According to the Associated Press:
Of the 796 lawmakers, governors and party officials who are Democratic superdelegates, Clinton had 243 and Obama had 156. That edge was responsible for Clinton’s overall advantage in the pursuit of delegates to secure the party’s nomination for president. According to the AP’s latest tally, Clinton has 1,135 total delegates and Obama has 1,106, with three delegates still to be awarded from Sunday’s Democratic caucuses in Maine. A candidate must get 2,025 delegates to capture the nomination.
Ah, yes, the superdelegates.
The chess pieces are being moved into place. Soon the neocons will begin using their mind-control powers.
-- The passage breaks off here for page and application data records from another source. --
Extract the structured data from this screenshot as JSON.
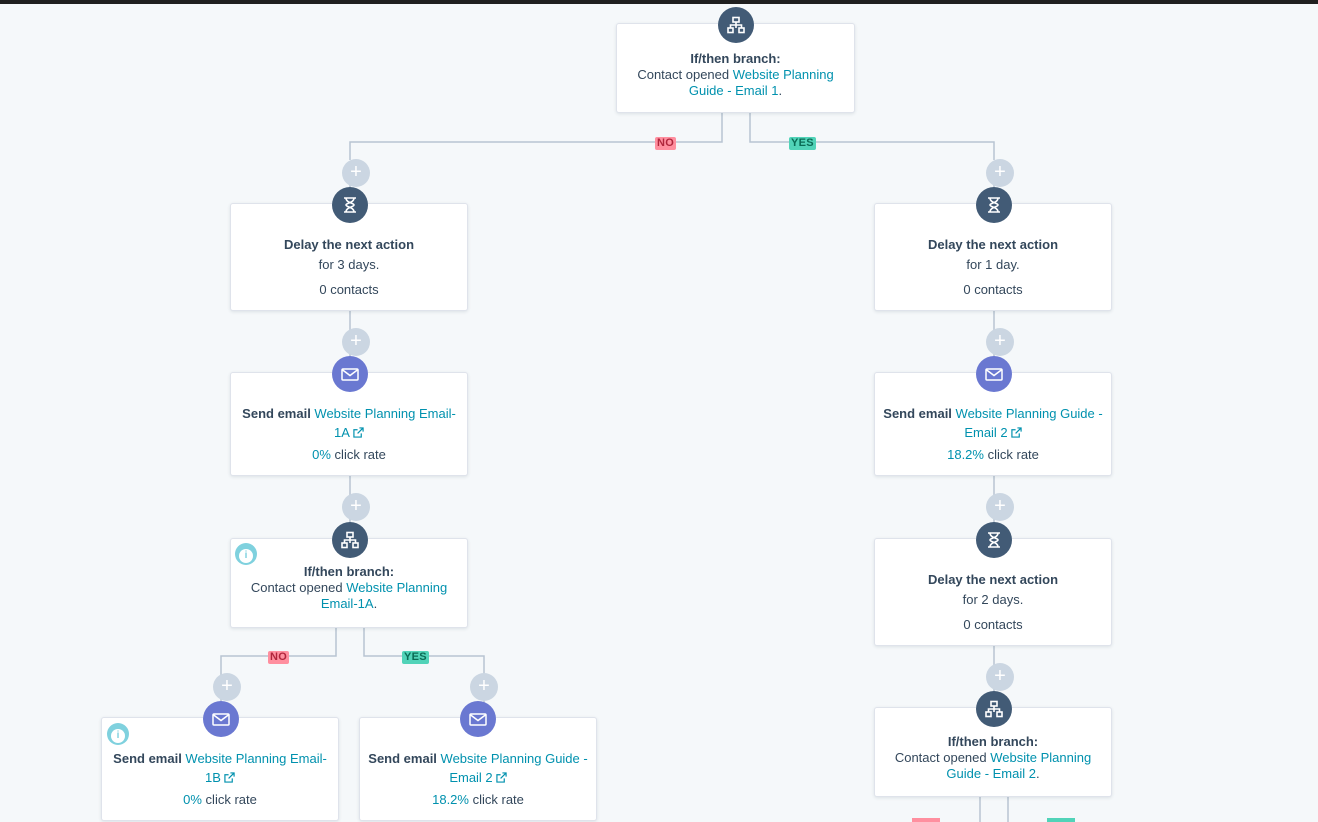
{
  "colors": {
    "canvas": "#f5f8fa",
    "dark_icon": "#425b76",
    "email_icon": "#6a78d1",
    "link": "#0091ae",
    "no_tag": "#ff8f9f",
    "yes_tag": "#51d3b8",
    "plus": "#cbd6e2",
    "info": "#7fd1de"
  },
  "icons": {
    "branch": "branch-icon",
    "delay": "hourglass-icon",
    "email": "envelope-icon",
    "add": "plus-icon",
    "info": "info-icon",
    "external": "external-link-icon"
  },
  "branch_labels": {
    "no": "NO",
    "yes": "YES"
  },
  "top_branch": {
    "title": "If/then branch:",
    "prefix": "Contact opened ",
    "link_line1": "Website Planning",
    "link_line2": "Guide - Email 1",
    "suffix": "."
  },
  "left": {
    "delay": {
      "title": "Delay the next action",
      "detail": "for 3 days.",
      "contacts": "0 contacts"
    },
    "email": {
      "prefix": "Send email ",
      "link_line1": "Website Planning Email-",
      "link_line2": "1A",
      "rate": "0%",
      "rate_label": " click rate"
    },
    "branch": {
      "title": "If/then branch:",
      "prefix": "Contact opened ",
      "link_line1": "Website Planning",
      "link_line2": "Email-1A",
      "suffix": "."
    },
    "no_email": {
      "prefix": "Send email ",
      "link_line1": "Website Planning Email-",
      "link_line2": "1B",
      "rate": "0%",
      "rate_label": " click rate"
    },
    "yes_email": {
      "prefix": "Send email ",
      "link_line1": "Website Planning Guide -",
      "link_line2": "Email 2",
      "rate": "18.2%",
      "rate_label": " click rate"
    }
  },
  "right": {
    "delay1": {
      "title": "Delay the next action",
      "detail": "for 1 day.",
      "contacts": "0 contacts"
    },
    "email": {
      "prefix": "Send email ",
      "link_line1": "Website Planning Guide -",
      "link_line2": "Email 2",
      "rate": "18.2%",
      "rate_label": " click rate"
    },
    "delay2": {
      "title": "Delay the next action",
      "detail": "for 2 days.",
      "contacts": "0 contacts"
    },
    "branch": {
      "title": "If/then branch:",
      "prefix": "Contact opened ",
      "link_line1": "Website Planning",
      "link_line2": "Guide - Email 2",
      "suffix": "."
    }
  },
  "add_symbol": "+",
  "info_symbol": "i"
}
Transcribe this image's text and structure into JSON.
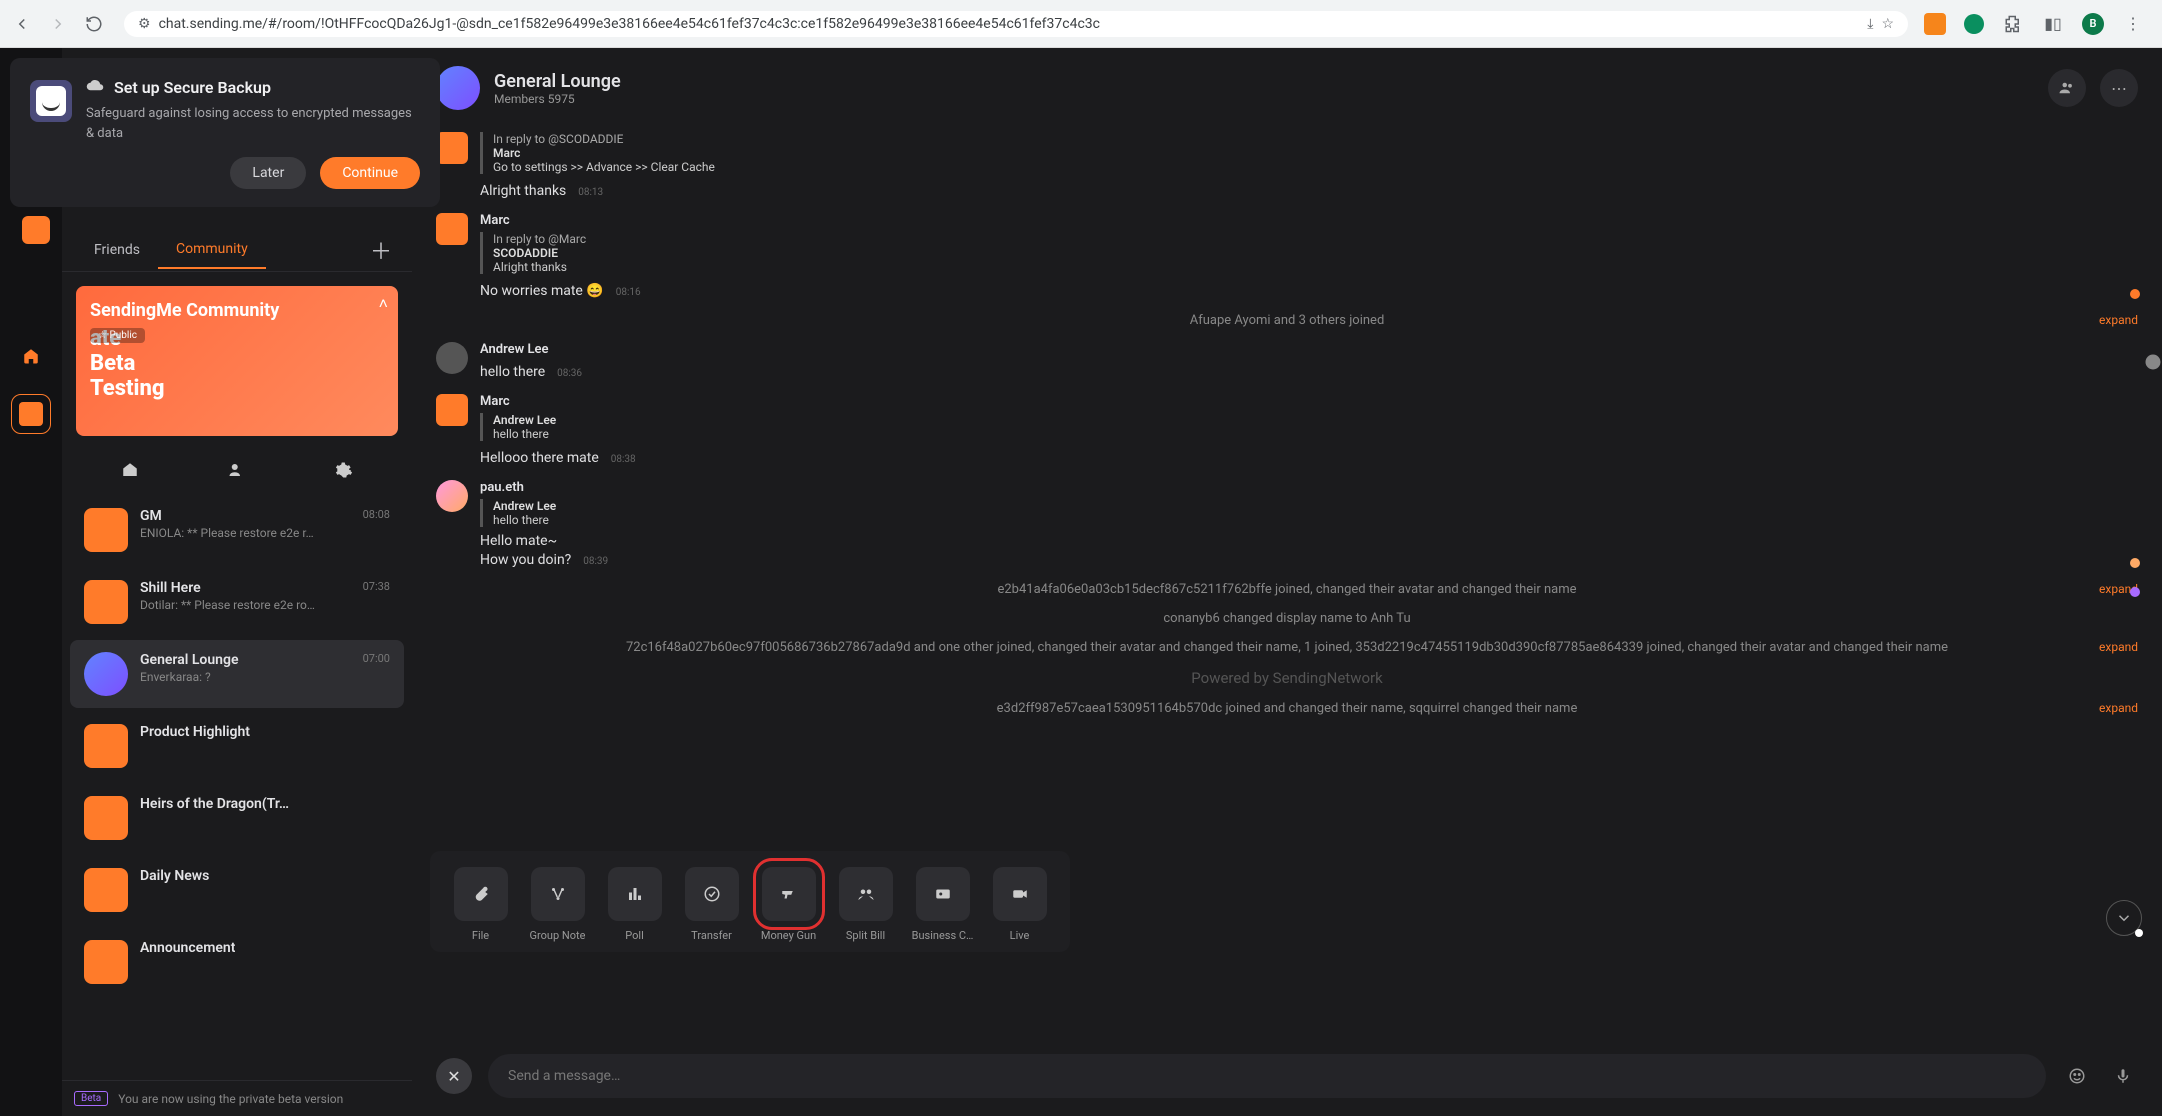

Muhahahahaha.
On a serious note, here’s a question for the board:
This year’s Democrat Party nominating convention will be most akin to which of the following:
1. A slow-motion train wreck.
2. A two-year-old’s hissy fit.
3. The implosion of a large building.
4. Your ex-spouse meeting your current spouse.
5. Sales trends for the upcoming book: “We Know All About Electoral Politics,” by the staff of National Review Online, Glenn Reynolds and Hugh Hewitt.
6. All of the above.
7. None of the above.